Counting only lines that contain "importation", how many are there in the records below? Give the figure alone.

(Source data)
● ● ● ● ● ● ●

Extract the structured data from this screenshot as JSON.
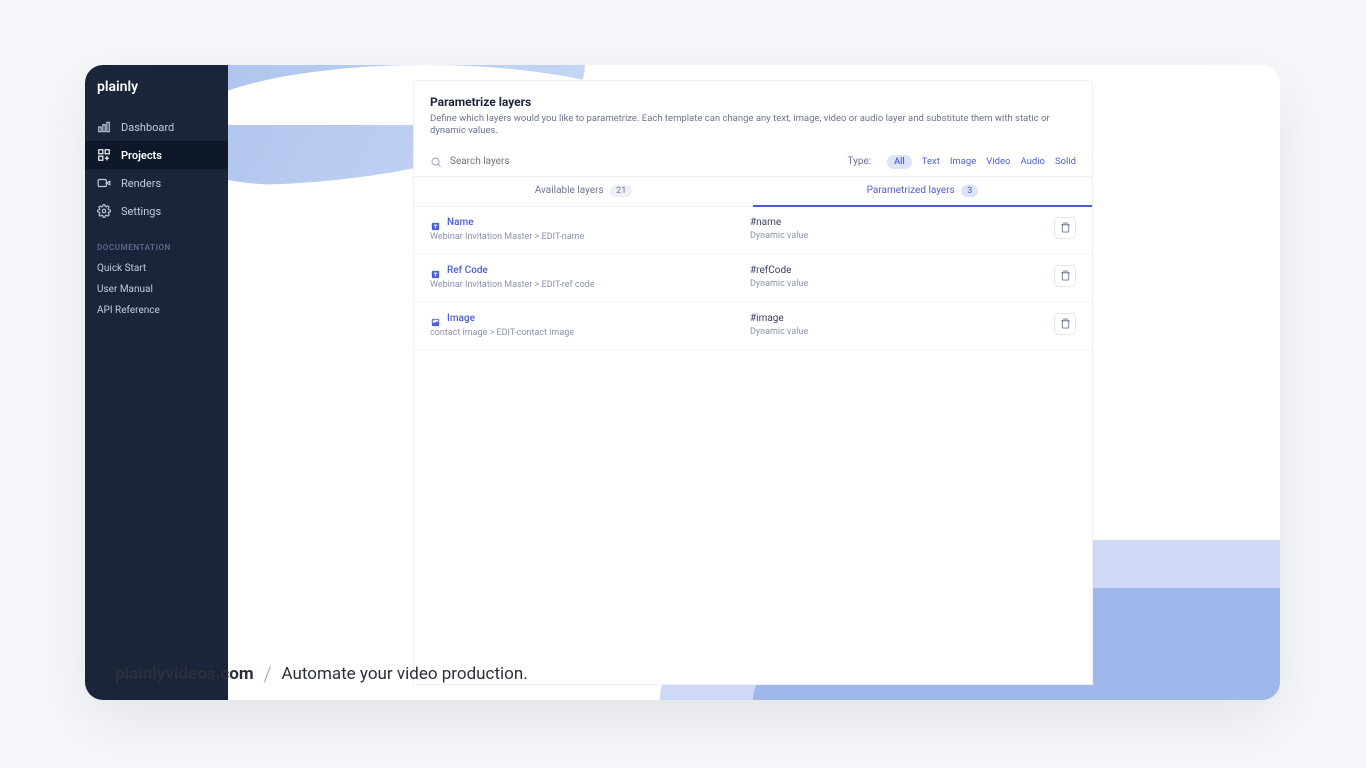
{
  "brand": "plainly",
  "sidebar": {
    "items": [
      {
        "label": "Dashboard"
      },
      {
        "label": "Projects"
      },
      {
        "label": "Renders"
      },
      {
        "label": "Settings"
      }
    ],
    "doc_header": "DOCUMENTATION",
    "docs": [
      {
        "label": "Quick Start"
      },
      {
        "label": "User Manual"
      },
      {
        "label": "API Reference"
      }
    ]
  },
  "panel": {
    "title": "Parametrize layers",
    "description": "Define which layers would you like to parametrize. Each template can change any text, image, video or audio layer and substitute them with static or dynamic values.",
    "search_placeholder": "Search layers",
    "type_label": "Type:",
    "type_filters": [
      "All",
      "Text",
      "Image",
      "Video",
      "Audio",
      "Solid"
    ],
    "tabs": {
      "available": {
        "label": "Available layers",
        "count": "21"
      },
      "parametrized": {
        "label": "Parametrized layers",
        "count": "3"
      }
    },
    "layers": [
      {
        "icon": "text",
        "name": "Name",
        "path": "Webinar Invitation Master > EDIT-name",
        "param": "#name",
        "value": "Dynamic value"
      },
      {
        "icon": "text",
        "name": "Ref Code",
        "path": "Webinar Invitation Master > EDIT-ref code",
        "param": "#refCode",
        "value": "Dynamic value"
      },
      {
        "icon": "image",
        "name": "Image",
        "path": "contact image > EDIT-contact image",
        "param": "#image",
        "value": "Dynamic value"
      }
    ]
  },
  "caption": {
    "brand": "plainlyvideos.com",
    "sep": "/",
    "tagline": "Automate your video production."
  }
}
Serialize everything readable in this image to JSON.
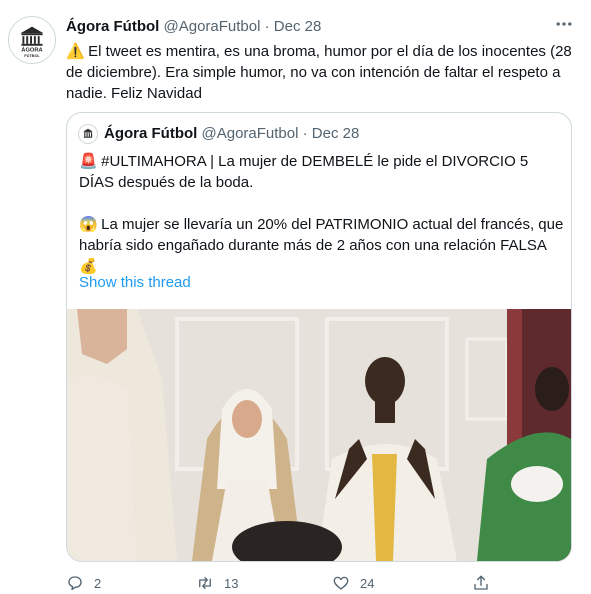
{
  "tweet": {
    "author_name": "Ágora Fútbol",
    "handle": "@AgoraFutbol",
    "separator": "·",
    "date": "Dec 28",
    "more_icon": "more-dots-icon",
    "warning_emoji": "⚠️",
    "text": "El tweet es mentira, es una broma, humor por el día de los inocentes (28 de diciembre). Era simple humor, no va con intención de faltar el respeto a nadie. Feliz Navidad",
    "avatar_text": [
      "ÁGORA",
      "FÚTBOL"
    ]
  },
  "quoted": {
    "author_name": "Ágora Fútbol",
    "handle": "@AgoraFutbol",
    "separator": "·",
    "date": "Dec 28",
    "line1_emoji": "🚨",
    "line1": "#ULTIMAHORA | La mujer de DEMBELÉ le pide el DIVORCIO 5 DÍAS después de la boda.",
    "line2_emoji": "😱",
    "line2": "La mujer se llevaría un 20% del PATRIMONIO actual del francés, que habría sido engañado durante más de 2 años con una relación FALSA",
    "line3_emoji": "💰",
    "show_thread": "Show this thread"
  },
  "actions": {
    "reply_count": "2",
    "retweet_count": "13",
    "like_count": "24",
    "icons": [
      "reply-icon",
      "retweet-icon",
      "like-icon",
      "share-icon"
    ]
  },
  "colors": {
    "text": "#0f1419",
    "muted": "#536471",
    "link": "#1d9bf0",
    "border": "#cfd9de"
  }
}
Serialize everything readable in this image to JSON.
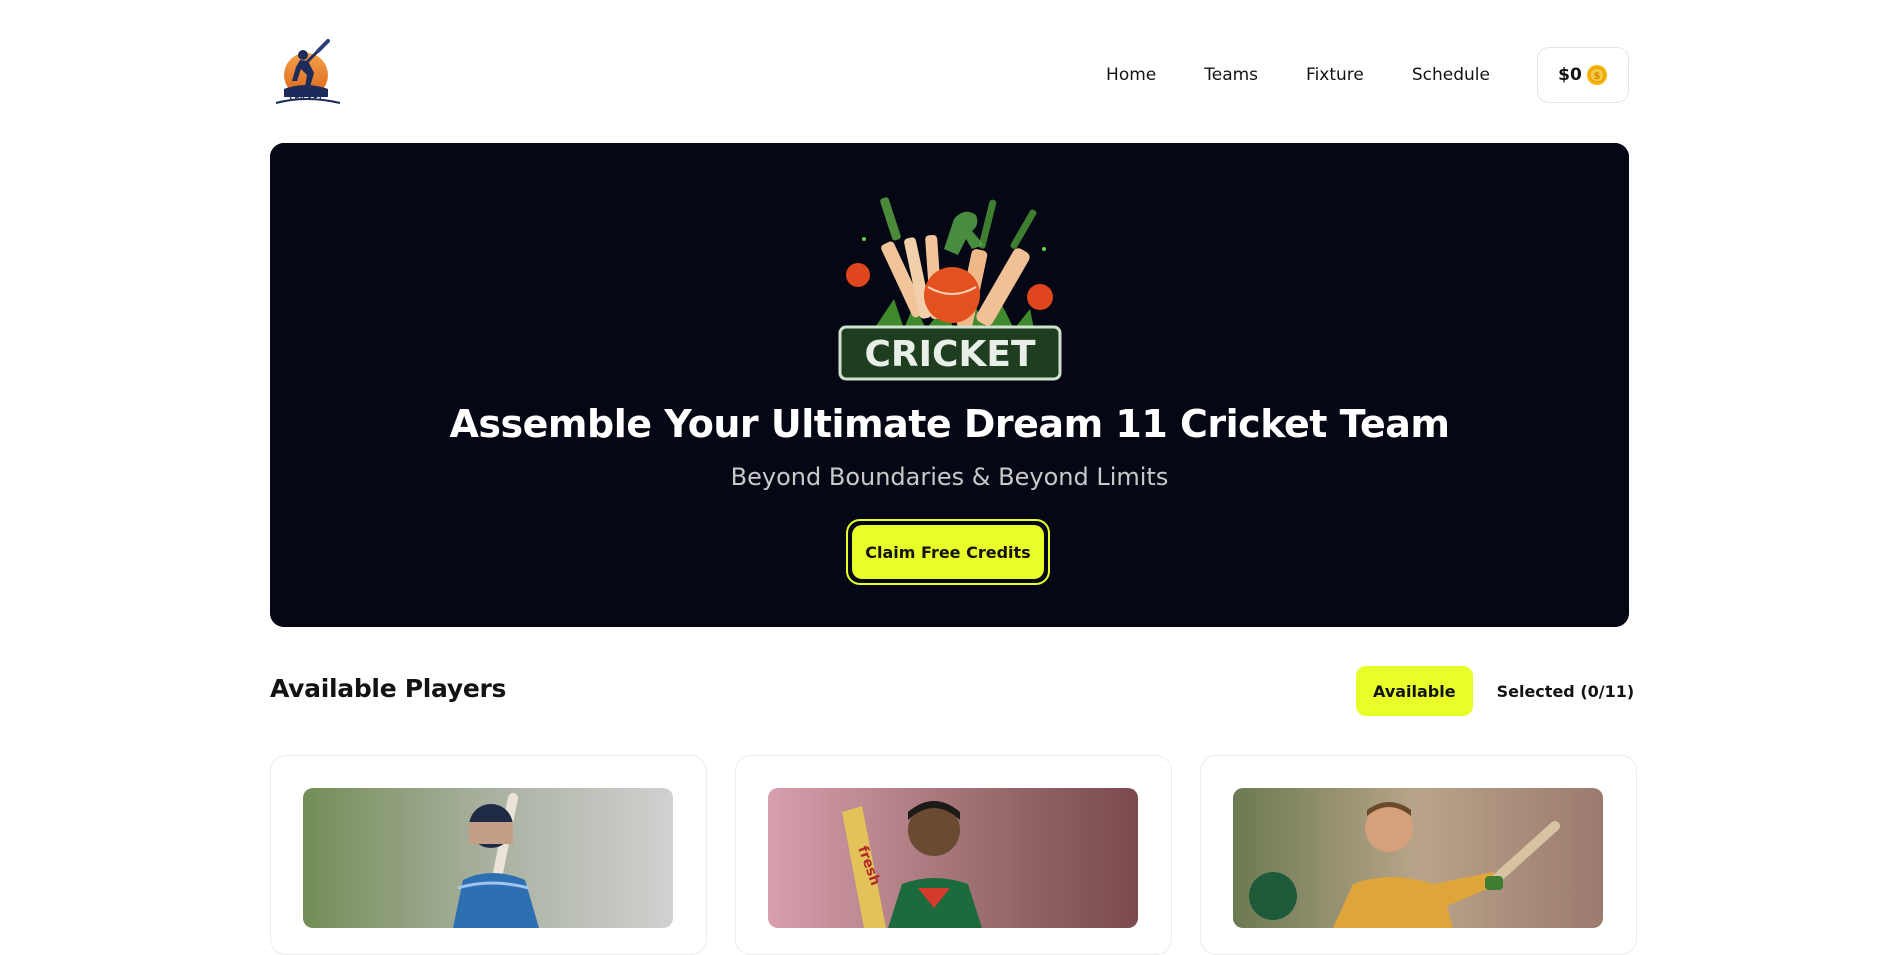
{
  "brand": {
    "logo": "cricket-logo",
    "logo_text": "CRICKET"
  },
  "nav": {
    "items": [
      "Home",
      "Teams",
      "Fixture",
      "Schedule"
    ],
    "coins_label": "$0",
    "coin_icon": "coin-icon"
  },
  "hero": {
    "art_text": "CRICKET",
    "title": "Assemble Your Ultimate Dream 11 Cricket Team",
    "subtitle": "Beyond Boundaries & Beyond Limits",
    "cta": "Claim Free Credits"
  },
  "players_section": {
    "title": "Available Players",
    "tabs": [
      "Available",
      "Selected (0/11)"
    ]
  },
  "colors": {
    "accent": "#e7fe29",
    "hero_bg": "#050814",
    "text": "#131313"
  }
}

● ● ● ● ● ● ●

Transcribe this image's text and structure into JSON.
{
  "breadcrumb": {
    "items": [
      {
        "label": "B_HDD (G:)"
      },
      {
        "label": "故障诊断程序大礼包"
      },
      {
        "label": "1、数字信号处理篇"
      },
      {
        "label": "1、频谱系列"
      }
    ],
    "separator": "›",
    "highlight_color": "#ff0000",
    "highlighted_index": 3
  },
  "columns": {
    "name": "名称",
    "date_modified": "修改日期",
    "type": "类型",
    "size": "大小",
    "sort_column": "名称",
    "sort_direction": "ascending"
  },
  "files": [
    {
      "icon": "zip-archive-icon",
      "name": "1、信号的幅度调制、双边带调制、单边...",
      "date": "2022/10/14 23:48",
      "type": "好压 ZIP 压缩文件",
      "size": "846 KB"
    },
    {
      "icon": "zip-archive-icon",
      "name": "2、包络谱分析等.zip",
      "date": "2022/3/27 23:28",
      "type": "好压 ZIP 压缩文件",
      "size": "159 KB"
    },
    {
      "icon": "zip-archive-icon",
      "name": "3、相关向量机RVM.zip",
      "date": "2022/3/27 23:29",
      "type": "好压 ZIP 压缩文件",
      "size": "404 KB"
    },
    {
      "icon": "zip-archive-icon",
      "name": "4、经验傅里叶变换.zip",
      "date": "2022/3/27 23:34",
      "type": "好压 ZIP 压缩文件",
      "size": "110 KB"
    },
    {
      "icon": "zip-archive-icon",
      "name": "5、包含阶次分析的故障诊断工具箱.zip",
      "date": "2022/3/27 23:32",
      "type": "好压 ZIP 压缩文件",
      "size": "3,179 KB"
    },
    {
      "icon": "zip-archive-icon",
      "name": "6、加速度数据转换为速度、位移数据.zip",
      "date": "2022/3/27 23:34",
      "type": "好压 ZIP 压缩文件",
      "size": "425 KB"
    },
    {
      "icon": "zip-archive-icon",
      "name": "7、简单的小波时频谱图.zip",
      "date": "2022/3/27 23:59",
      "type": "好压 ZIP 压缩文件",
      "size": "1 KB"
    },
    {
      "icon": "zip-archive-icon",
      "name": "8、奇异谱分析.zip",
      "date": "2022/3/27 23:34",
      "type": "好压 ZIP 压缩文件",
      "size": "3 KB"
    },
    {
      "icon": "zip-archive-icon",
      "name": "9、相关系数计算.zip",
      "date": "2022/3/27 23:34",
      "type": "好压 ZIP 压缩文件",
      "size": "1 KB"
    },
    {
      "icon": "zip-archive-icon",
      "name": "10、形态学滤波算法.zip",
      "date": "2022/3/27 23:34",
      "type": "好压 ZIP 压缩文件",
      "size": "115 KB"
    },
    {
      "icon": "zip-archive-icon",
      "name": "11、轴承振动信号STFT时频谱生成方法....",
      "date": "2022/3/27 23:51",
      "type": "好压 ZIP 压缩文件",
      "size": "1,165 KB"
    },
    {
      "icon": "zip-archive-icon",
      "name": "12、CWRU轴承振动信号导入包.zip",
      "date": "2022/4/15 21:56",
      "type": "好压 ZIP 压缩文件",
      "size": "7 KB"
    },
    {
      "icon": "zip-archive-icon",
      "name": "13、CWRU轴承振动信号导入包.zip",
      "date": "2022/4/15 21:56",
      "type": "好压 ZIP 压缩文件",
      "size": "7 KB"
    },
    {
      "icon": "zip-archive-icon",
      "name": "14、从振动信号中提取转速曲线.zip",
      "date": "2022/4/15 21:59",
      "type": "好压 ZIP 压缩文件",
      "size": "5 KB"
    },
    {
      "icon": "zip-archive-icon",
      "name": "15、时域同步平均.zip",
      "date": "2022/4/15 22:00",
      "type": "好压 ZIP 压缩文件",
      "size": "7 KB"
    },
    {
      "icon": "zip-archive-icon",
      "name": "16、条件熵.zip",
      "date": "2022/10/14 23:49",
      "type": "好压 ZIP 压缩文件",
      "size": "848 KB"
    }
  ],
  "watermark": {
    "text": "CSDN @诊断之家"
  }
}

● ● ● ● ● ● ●

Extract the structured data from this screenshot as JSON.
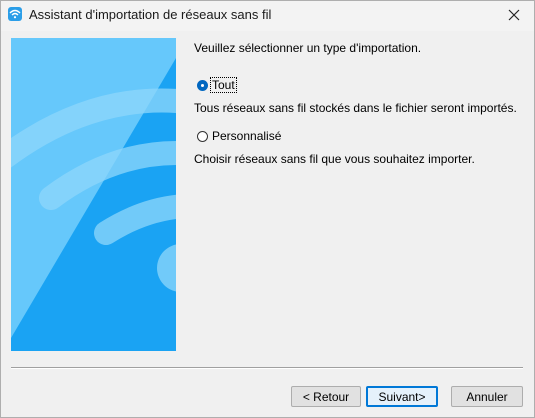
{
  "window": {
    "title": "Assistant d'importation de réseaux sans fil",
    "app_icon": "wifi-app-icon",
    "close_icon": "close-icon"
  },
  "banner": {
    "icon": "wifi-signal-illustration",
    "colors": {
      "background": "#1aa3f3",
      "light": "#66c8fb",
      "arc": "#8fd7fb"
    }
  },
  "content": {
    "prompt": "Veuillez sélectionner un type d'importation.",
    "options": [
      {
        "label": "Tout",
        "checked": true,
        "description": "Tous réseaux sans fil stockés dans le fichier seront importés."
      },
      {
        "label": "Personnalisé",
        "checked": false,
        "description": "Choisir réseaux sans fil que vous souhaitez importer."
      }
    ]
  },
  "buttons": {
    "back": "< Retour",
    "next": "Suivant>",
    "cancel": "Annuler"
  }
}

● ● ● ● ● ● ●

→ Result of this exercise: 2